The Supreme Court just ordered all No Contact Apprehension Program (NCAP) schemes put on hold, following the filing of petitions against the program. I will not get into the meat of the petitions and the arguments—I am not well-equipped to discuss nor divine why the Court acted this way (to the exception of all other times it throws out petitions that bypass lower courts).
However, for those with an interest in road safety, it is sad to see NCAP put on total and indefinite hold. While the Supreme Court scheduled oral arguments in January 2023, it’s not clear when NCAP will be put back in effect and under what conditions. For all of NCAP’s flaws, it did represent a step forward, however imperfect, in terms of our enforcement of traffic laws.
In the few months it was widely implemented in some of NCR’s biggest cities, NCAP did bring benefits that some would say were unfairly ignored in the debate. I’ll discuss some of those in this article, as well as proposals for remedying NCAP’s main deficiencies, which would be critical to restarting the program.
NCAP encourages disciplined driving
Before NCAP, drivers were certain they would not be punished for violating rules if there was no law enforcer in sight. With NCAP active, there was now a non-zero certainty that you would be caught breaking a rule even if there wasn’t a human enforcer stationed where you happened to be. Going from zero to non-zero in the certainty of law enforcement is always something to celebrate.
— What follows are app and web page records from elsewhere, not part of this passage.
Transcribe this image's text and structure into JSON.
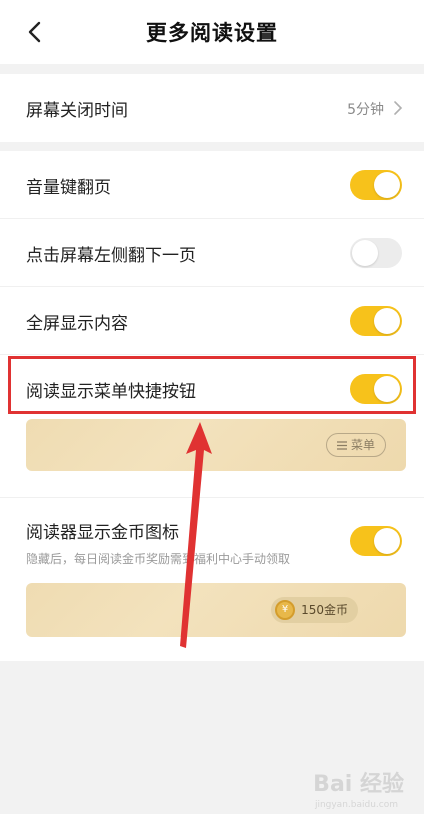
{
  "header": {
    "title": "更多阅读设置",
    "back_icon": "chevron-left-icon"
  },
  "screen_timeout": {
    "label": "屏幕关闭时间",
    "value": "5分钟"
  },
  "settings": [
    {
      "label": "音量键翻页",
      "state": "on"
    },
    {
      "label": "点击屏幕左侧翻下一页",
      "state": "off"
    },
    {
      "label": "全屏显示内容",
      "state": "on"
    },
    {
      "label": "阅读显示菜单快捷按钮",
      "state": "on"
    }
  ],
  "menu_preview": {
    "pill_icon": "menu-lines-icon",
    "pill_label": "菜单"
  },
  "coin_setting": {
    "label": "阅读器显示金币图标",
    "description": "隐藏后，每日阅读金币奖励需到福利中心手动领取",
    "state": "on"
  },
  "coin_preview": {
    "coin_symbol": "¥",
    "amount": "150金币"
  },
  "watermark": {
    "text": "Bai 经验",
    "sub": "jingyan.baidu.com"
  },
  "colors": {
    "toggle_on": "#f7c21b",
    "toggle_off": "#ececec",
    "highlight": "#e03232",
    "arrow": "#e03232"
  }
}
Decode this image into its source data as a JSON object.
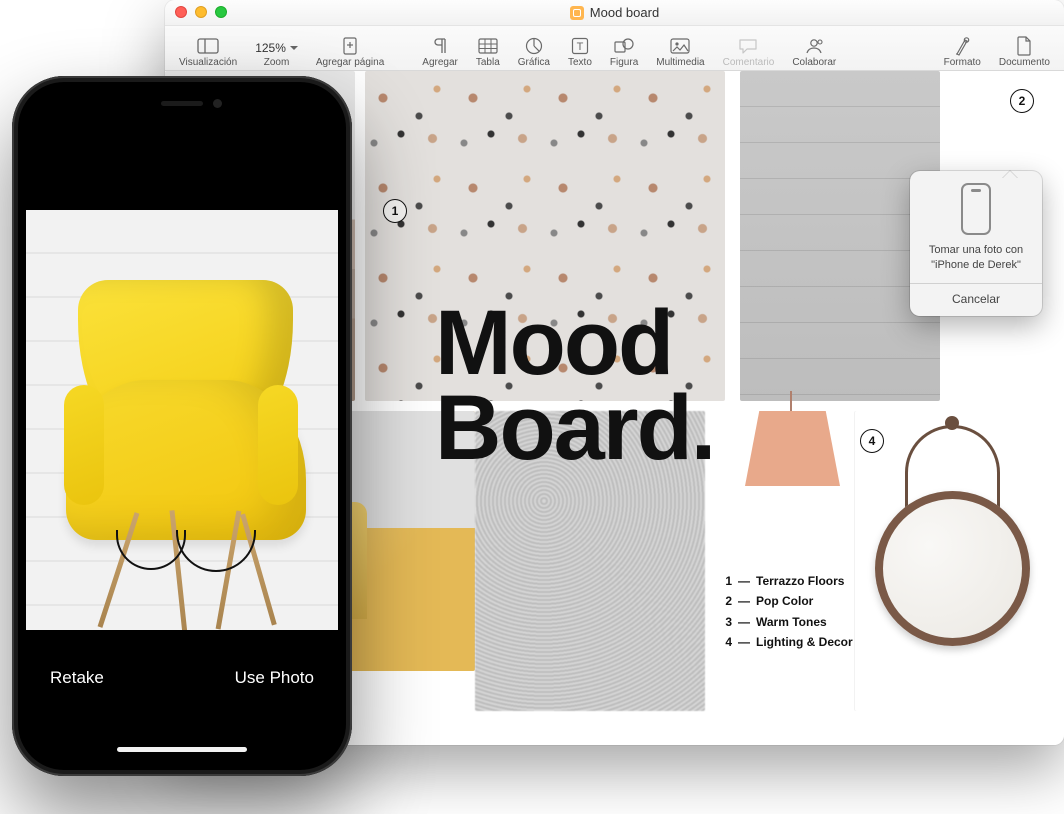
{
  "window": {
    "title": "Mood board"
  },
  "toolbar": {
    "visualizacion": "Visualización",
    "zoom_label": "Zoom",
    "zoom_value": "125%",
    "agregar_pagina": "Agregar página",
    "agregar": "Agregar",
    "tabla": "Tabla",
    "grafica": "Gráfica",
    "texto": "Texto",
    "figura": "Figura",
    "multimedia": "Multimedia",
    "comentario": "Comentario",
    "colaborar": "Colaborar",
    "formato": "Formato",
    "documento": "Documento"
  },
  "document": {
    "title": "Mood\nBoard.",
    "pins": {
      "p1": "1",
      "p2": "2",
      "p4": "4"
    },
    "legend": [
      {
        "n": "1",
        "label": "Terrazzo Floors"
      },
      {
        "n": "2",
        "label": "Pop Color"
      },
      {
        "n": "3",
        "label": "Warm Tones"
      },
      {
        "n": "4",
        "label": "Lighting & Decor"
      }
    ]
  },
  "popover": {
    "line1": "Tomar una foto con",
    "line2": "\"iPhone de Derek\"",
    "cancel": "Cancelar"
  },
  "iphone": {
    "retake": "Retake",
    "use_photo": "Use Photo"
  }
}
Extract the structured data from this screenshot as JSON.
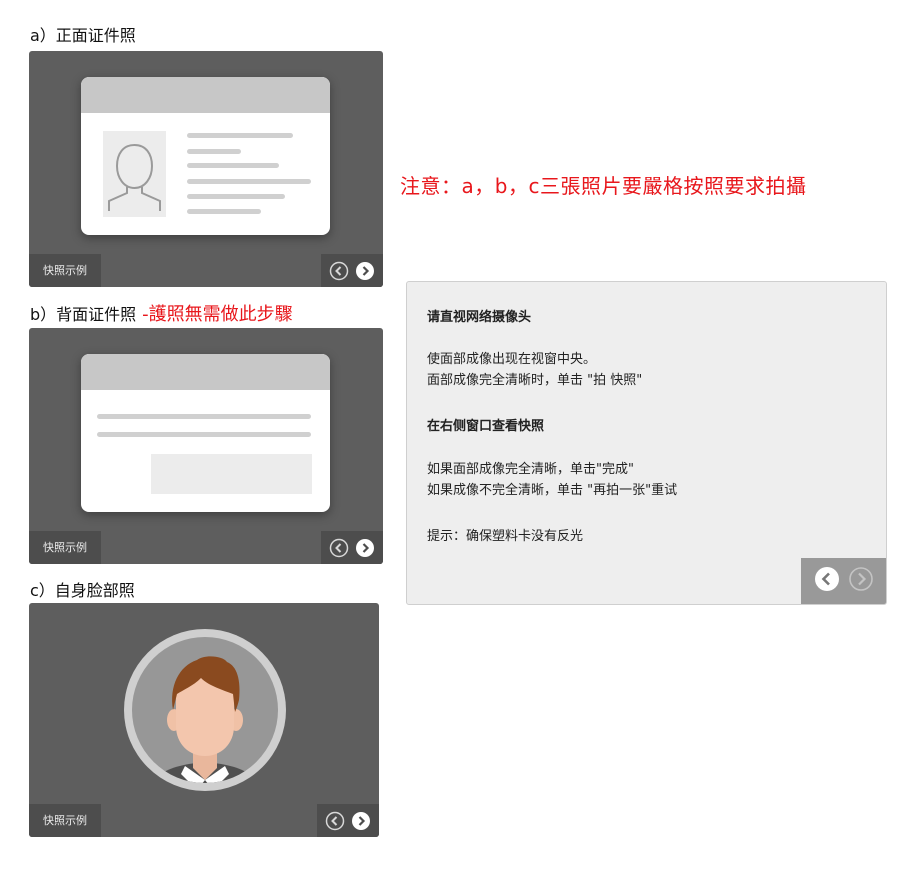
{
  "sections": {
    "a_label": "a）正面证件照",
    "b_label": "b）背面证件照",
    "b_note": "-護照無需做此步驟",
    "c_label": "c）自身脸部照"
  },
  "snapshot_example_label": "快照示例",
  "notice": "注意：a，b，c三張照片要嚴格按照要求拍攝",
  "instructions": {
    "heading1": "请直视网络摄像头",
    "line1": "使面部成像出现在视窗中央。",
    "line2": "面部成像完全清晰时，单击 \"拍 快照\"",
    "heading2": "在右侧窗口查看快照",
    "line3": "如果面部成像完全清晰，单击\"完成\"",
    "line4": "如果成像不完全清晰，单击 \"再拍一张\"重试",
    "tip": "提示：确保塑料卡没有反光"
  },
  "colors": {
    "panel_bg": "#5e5e5e",
    "notice_red": "#e8171c",
    "instructions_bg": "#eeeeee"
  },
  "icons": [
    "prev-arrow-icon",
    "next-arrow-icon",
    "id-portrait-icon",
    "face-avatar-icon"
  ]
}
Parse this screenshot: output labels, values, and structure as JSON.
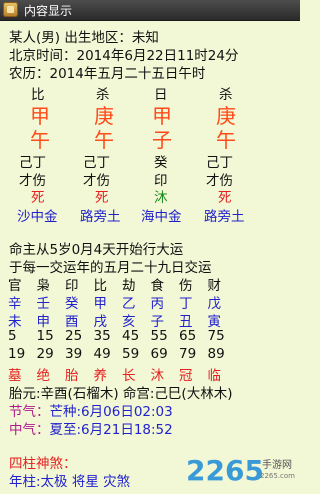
{
  "window": {
    "title": "内容显示"
  },
  "header": {
    "line1": "某人(男) 出生地区：未知",
    "line2": "北京时间：2014年6月22日11时24分",
    "line3": "农历：2014年五月二十五日午时"
  },
  "pillars": [
    {
      "shishen": "比",
      "gan": "甲",
      "zhi": "午",
      "cang1": "己丁",
      "cang2": "才伤",
      "state": "死",
      "nayin": "沙中金"
    },
    {
      "shishen": "杀",
      "gan": "庚",
      "zhi": "午",
      "cang1": "己丁",
      "cang2": "才伤",
      "state": "死",
      "nayin": "路旁土"
    },
    {
      "shishen": "日",
      "gan": "甲",
      "zhi": "子",
      "cang1": "癸",
      "cang2": "印",
      "state": "沐",
      "nayin": "海中金"
    },
    {
      "shishen": "杀",
      "gan": "庚",
      "zhi": "午",
      "cang1": "己丁",
      "cang2": "才伤",
      "state": "死",
      "nayin": "路旁土"
    }
  ],
  "dayun": {
    "intro1": "命主从5岁0月4天开始行大运",
    "intro2": "于每一交运年的五月二十九日交运",
    "shishen": [
      "官",
      "枭",
      "印",
      "比",
      "劫",
      "食",
      "伤",
      "财"
    ],
    "gan": [
      "辛",
      "壬",
      "癸",
      "甲",
      "乙",
      "丙",
      "丁",
      "戊"
    ],
    "zhi": [
      "未",
      "申",
      "酉",
      "戌",
      "亥",
      "子",
      "丑",
      "寅"
    ],
    "start": [
      "5",
      "15",
      "25",
      "35",
      "45",
      "55",
      "65",
      "75"
    ],
    "end": [
      "19",
      "29",
      "39",
      "49",
      "59",
      "69",
      "79",
      "89"
    ],
    "state": [
      "墓",
      "绝",
      "胎",
      "养",
      "长",
      "沐",
      "冠",
      "临"
    ]
  },
  "info": {
    "taiyuan": "胎元:辛酉(石榴木) 命宫:己巳(大林木)",
    "jieqi_label": "节气：",
    "jieqi_value": "芒种:6月06日02:03",
    "zhongqi_label": "中气：",
    "zhongqi_value": "夏至:6月21日18:52",
    "shensha_title": "四柱神煞：",
    "nianzhu": "年柱:太极 将星 灾煞"
  },
  "watermark": {
    "number": "2265",
    "site": "手游网",
    "url": "2265.com"
  },
  "colors": {
    "background": "#f2f8d6",
    "gan_zhi": "#ff4a1a",
    "blue_text": "#2222cc",
    "green_text": "#1a8a1a",
    "red_text": "#e52020",
    "magenta_text": "#b01a8a"
  }
}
The evidence bears it out—as of this writing, the cities of Manila and Quezon City mentioned that NCAP reduced their road accidents. All over the world, traffic cameras running NCAP show a decrease in road crashes, which comes from safer, law-abiding traffic behavior. There’s no reason to think that wouldn’t be the case here if we implement NCAP properly. So, that also means lives are at stake every day if we don’t put NCAP back in place.
NCAP reduces violator-side corruption
One of the more bizarre things I’ve heard thrown against NCAP is that it represents “wholesale corruption” by the government, and the fines are there to just line the pockets of greedy officials.
FYI, that’s not what “corruption” means, and that’s not how the fines work. But when traffic offenders attempt to bribe enforcers or intimidate them with bluster and name-drops to get out of their tickets, isn’t that corruption, too?
Think “Di mo ba kilala kung sino ako?” NCAP doesn’t give guys like that a chance to be bullies. And let’s be honest: While extortion by enforcers gets a lot of attention, part of why bribery exists is because there are too many people willing to bribe their way out of accountability. NCAP actually gets rid of this form of corruption, and makes sure that these people get what they deserve.
NCAP protects the health of government personnel
Government agencies like MMDA and LGUs obviously stand to save money from NCAP by having to deploy fewer traffic enforcers, but it also makes traffic enforcement safer. Traffic enforcers have a hard job when they have to stand in place watching for violations. They have to be out in the sun, rain, heat, and smog, which is not only stressful, but it is downright unhealthy at many smoke-filled intersections—to say nothing about the danger of being hit by a homicidal driver.
Just think about this: If that’s not a job you would want for your parents, you shouldn’t wish it on anyone else. And indeed, with NCAP, we can give traffic enforcers less hazardous roles, such as being moving patrols that respond quickly to road crashes.
What to do about NCAP?
While I would like this issue to be resolved quickly by the Supreme Court, we can’t exactly rush the Court’s wisdom. In the meantime, we need a road map for fixing NCAP’s most immediate issues so that we can reimplement it and derive its benefits straight away. I propose two main courses of action:
1. Allow people to start the dispute process online. If the complaint has merit, then let it proceed to in-person adjudication, or even better, allow the fines to be reversed immediately if the case looks strong. May as well make that part of the process no-contact, too, right?
2. Focus on violations where cameras can provide solid evidence, such as speeding, illegal parking, and violating bike lanes and pedestrian lanes.
As a parting note, it’s worth saying that many of the technical issues could have probably been solved without having to take the case to court. In fact, if there was leadership from supra-LGU policymakers in acknowledging and resolving these issues, maybe no one would have sued in the first place, or the court would not have seen urgency to rule this way.
Now is not the time for those at the top to take a break. Perhaps if they act decisively, they might persuade the court to set a deadline—but they need to act fast.